By Laura Neill
Pill-testing may be forced onto the NSW government’s election agenda after yet another drug-related death at a Victorian festival on New Year’s Day.
In the last days of 2018, a 20-year-old Victorian man was flown to hospital in a critical condition after ingesting an unknown substance at Beyond the Valley music festival in Lardner, eastern Victoria. He died on New Year’s Day. Another man in his 20s was also airlifted to hospital from the same festival after suffering a drug overdose, but was discharged.
This latest tragedy marks the fourth drug-related festival death in Australia since September.
Former Australian Federal Police Chief Mick Palmer is one of many who are demanding that the government bring pill-testing to the agenda and consider the evidence of its success in minimising risky drug-taking behaviour.
According to Mr Palmer, the “hard truth” is that drugs are accessible to young people, and that threats, arrests and the current “Just Say No” campaign are not effective in saving young lives.
“Young people can get drugs easily, but don’t know what they are taking,” he said. “Decades of a punitive approach where we arrest young people has not worked. It is time to take practical steps to make parties safer for our kids.”
NSW Premier Gladys Berejiklian has said that her government would not support anything that appeared to “normalize” drug-taking.
“We do not support a culture that says it is OK to take illegal drugs, and I am worried about the number of people who attend these events who think it is OK to take illegal drugs.”
But Shelley Smith, media spokesperson for the “Take Control” campaign, said that pill-testing doesn’t condone drug-taking behaviour.
“[Pill-testing] is an information service that reduces harm by providing people with as much information as possible so they can make a better informed decision about their drug use,” Ms Smith said.
In April last year, Australia’s first ever pill-testing pilot was launched at the Groovin’ the Moo festival in Canberra. A collaboration between Safety and Testing and Advisory Service at Festivals and Events (STA-SAFE), the ACT government and ACT Police, the trial involved a mobile laboratory where doctors and chemists photographed, weighed and tested drugs with a spectrometer to determine their major components. After receiving the results, festival-goers had the option of disposing of their drugs in an “amnesty bin”.
In all, 128 participants used the service, a number that Ms Smith said well exceeded their expectations. STA-SAFE reported that five people used the amnesty bin.

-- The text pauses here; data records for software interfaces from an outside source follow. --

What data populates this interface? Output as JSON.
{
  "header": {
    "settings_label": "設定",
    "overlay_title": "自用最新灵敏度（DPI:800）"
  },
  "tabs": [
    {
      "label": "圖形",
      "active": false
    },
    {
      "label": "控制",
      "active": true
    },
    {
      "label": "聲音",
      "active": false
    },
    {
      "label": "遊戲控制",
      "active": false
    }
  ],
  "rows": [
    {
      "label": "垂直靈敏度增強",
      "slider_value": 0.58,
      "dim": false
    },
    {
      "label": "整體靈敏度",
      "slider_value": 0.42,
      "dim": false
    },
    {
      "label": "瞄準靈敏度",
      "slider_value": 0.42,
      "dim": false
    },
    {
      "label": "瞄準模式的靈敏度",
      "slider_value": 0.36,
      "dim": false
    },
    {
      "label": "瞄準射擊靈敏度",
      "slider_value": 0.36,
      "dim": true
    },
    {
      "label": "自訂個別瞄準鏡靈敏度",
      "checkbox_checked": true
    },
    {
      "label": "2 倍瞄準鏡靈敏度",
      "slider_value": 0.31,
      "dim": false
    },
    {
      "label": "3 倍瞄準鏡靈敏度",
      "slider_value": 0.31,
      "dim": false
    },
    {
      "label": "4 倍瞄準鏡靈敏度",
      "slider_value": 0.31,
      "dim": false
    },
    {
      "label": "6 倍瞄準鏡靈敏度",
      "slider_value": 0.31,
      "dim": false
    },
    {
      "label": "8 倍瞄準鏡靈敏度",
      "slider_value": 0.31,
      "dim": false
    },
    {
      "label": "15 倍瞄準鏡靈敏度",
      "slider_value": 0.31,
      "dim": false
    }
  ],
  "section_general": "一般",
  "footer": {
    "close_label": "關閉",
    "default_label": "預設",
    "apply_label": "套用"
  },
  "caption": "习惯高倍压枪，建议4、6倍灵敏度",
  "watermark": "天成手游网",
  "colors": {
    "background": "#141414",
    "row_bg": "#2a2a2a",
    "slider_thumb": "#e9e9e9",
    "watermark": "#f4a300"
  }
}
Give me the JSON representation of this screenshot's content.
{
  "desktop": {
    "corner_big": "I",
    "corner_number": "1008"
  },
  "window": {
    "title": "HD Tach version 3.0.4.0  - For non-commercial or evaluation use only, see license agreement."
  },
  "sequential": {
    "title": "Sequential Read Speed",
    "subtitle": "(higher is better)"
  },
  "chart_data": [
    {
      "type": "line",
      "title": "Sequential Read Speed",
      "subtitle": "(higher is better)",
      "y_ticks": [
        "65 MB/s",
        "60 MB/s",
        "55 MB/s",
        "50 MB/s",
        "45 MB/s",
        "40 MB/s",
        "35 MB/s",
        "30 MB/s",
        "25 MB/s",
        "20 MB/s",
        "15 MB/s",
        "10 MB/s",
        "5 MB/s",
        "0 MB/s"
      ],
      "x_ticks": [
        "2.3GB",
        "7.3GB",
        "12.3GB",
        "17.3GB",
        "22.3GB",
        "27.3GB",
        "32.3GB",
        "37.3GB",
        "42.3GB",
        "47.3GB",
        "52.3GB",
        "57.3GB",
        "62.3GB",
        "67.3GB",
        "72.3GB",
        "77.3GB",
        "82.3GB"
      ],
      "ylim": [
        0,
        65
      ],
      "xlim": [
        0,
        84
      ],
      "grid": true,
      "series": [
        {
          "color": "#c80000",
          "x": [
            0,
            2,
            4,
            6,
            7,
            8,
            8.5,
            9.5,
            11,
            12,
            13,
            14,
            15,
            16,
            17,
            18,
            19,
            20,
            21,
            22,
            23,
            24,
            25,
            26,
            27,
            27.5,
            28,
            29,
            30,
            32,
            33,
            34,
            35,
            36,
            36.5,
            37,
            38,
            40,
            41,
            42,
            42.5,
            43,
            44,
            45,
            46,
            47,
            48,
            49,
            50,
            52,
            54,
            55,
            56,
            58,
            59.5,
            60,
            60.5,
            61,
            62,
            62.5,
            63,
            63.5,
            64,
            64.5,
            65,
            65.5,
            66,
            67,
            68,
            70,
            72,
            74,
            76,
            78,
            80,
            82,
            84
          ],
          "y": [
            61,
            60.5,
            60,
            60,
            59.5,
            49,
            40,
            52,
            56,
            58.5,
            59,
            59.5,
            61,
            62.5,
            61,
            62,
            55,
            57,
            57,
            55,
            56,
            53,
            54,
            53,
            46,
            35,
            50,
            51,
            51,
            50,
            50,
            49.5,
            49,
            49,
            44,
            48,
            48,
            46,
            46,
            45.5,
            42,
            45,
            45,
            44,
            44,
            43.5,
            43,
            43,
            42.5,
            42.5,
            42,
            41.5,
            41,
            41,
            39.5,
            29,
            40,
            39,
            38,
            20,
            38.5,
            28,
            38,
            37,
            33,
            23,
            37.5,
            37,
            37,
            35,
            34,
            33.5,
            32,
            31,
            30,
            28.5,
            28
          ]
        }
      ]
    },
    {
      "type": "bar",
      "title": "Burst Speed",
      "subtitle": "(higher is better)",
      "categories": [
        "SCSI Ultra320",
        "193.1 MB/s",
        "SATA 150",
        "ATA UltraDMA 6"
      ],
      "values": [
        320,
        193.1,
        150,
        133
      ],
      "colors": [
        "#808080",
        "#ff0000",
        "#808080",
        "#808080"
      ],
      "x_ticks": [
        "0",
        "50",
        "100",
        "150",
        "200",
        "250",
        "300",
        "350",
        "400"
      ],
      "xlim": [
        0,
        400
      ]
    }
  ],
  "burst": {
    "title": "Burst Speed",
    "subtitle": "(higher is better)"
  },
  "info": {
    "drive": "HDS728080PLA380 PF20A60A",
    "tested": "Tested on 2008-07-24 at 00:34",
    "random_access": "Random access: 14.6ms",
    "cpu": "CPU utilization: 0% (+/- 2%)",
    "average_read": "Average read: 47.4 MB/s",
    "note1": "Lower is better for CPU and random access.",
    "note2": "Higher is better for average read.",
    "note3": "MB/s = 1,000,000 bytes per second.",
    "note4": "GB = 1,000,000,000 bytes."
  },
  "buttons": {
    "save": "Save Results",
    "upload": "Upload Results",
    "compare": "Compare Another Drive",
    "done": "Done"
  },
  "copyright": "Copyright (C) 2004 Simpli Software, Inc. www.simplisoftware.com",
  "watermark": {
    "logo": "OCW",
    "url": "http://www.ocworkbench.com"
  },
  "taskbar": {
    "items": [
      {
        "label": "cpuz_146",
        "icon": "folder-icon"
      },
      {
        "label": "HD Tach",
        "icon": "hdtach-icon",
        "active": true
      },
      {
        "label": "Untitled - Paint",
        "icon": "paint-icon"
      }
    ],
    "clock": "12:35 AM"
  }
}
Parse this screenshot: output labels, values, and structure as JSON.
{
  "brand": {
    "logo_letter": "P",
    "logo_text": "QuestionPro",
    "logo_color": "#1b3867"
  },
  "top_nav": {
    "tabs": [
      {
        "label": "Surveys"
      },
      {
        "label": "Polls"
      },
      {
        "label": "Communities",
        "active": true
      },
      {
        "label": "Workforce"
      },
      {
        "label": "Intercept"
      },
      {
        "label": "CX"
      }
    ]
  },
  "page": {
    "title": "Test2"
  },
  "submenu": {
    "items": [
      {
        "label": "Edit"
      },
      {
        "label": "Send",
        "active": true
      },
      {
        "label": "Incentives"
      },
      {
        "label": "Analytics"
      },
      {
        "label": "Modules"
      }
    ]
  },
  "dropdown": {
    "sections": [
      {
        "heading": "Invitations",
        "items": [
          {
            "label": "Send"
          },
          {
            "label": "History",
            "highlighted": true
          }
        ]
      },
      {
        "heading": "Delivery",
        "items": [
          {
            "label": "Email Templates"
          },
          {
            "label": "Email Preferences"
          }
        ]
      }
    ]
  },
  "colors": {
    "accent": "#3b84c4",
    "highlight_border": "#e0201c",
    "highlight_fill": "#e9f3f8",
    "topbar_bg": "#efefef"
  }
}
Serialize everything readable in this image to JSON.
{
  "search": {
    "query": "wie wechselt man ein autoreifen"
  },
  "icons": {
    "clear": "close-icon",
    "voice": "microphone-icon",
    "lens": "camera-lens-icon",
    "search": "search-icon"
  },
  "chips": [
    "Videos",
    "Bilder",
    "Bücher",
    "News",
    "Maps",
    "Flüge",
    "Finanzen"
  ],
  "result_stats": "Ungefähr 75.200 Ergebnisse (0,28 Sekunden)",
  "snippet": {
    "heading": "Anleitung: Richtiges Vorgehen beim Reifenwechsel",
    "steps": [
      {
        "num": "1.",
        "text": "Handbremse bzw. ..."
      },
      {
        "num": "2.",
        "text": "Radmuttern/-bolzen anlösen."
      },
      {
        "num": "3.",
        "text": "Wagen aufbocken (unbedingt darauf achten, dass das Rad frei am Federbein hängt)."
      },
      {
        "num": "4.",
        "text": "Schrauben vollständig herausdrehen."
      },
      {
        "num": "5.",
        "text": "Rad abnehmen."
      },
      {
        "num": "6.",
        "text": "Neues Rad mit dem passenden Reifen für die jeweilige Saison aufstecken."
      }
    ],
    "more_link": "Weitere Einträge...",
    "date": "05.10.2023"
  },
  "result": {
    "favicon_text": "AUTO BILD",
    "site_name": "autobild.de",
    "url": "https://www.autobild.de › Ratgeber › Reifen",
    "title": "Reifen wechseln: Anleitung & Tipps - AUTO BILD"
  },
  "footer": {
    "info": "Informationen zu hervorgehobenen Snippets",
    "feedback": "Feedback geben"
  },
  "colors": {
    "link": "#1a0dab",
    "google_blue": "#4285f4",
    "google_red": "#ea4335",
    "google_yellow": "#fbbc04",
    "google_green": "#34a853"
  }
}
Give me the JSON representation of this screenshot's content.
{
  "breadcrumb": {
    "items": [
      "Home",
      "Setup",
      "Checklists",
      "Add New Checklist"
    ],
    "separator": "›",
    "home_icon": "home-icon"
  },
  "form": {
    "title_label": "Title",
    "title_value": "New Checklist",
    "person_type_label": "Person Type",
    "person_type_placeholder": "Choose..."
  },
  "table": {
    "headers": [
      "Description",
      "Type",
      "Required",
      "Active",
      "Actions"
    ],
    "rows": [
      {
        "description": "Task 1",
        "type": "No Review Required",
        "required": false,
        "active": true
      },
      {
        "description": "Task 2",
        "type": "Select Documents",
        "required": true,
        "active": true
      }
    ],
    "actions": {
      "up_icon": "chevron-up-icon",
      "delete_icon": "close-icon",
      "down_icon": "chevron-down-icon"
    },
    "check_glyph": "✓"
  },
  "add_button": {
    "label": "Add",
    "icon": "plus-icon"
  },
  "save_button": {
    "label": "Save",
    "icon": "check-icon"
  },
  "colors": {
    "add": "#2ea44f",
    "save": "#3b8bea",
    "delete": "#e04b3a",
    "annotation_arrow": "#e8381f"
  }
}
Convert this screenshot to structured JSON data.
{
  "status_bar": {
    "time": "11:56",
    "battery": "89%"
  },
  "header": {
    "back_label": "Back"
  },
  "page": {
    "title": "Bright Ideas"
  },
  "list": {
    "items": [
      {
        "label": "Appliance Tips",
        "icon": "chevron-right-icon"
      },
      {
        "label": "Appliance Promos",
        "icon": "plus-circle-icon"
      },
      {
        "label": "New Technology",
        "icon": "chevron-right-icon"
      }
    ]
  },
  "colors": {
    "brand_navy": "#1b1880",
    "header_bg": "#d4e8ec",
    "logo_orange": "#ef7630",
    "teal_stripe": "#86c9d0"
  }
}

“It started off as a trickle and by early afternoon we had a line-up. People were very receptive and curious,” Ms Smith said. “A lot of people I talked to who came to get their drugs tested found out a lot of stuff they didn’t realize before about drug use and the adverse consequences, so it did make them reconsider the way they use drugs. People did discard their drugs when the results weren’t what they expected.”
The findings of the trial showed that 50 per cent of substances tested contained adulterants such as hairspray, glue, toothpaste or paint, while the other 50 per cent of samples contained pure MDMA, which is also dangerous due to its purity. Two of the samples tested contained the potentially lethal substance N-Ethylpentylone, which has been responsible for mass casual overdoses overseas. Ms Smith said that the owners of these harmful samples were shocked.
“It wasn’t what they were expecting,” she said. “[The results] definitely made them reconsider their drug use.”
Internationally, drug-testing trials have displayed overwhelming evidence that educating festivalgoers about exactly what was in their pills minimizes harm and saves lives.
Pill-testing is already in operation in European countries such as the Netherlands, Switzerland, Austria, Belgium, Germany, Spain and France.
In 2017, the UK drug charity The Loop offered pill-testing at several festivals, including the Secret Garden Party Festival in Abbots Ripton, and Boomtown in Winchester. That year, drug-related hospitalizations at the Secret Garden Party plummeted from 19 in 2016 to one, and at Boomtown, drug-related incidents were reduced by a quarter.
Across all events, one-fifth of people who tested their drugs handed them over for disposal, and another fifth said they would dispose of them themselves, and around 2 in 5 said they would use the drugs in smaller amounts, or not mix the pills with other drugs.
Drug awareness campaigner Adriana Buccianti has said that this kind of service might have saved her son Daniel, who was found dead in his tent after a drug overdose at the Rainbow Serpent Festival in Western Victoria in 2012.
“He never imagined that he would take something that he’d never taken before,” Ms Buccianti has said.
“If [pill-testing] was available he would have used it. Nobody wants to come out of there in a body bag.”
While pill testing may not be a “silver bullet,” Mr Palmer said it’s a “proven and positive” way to prevent drug-related tragedies.
“It must be at least trialled on a pilot basis,” he said. “If it doesn’t work, then stop it.”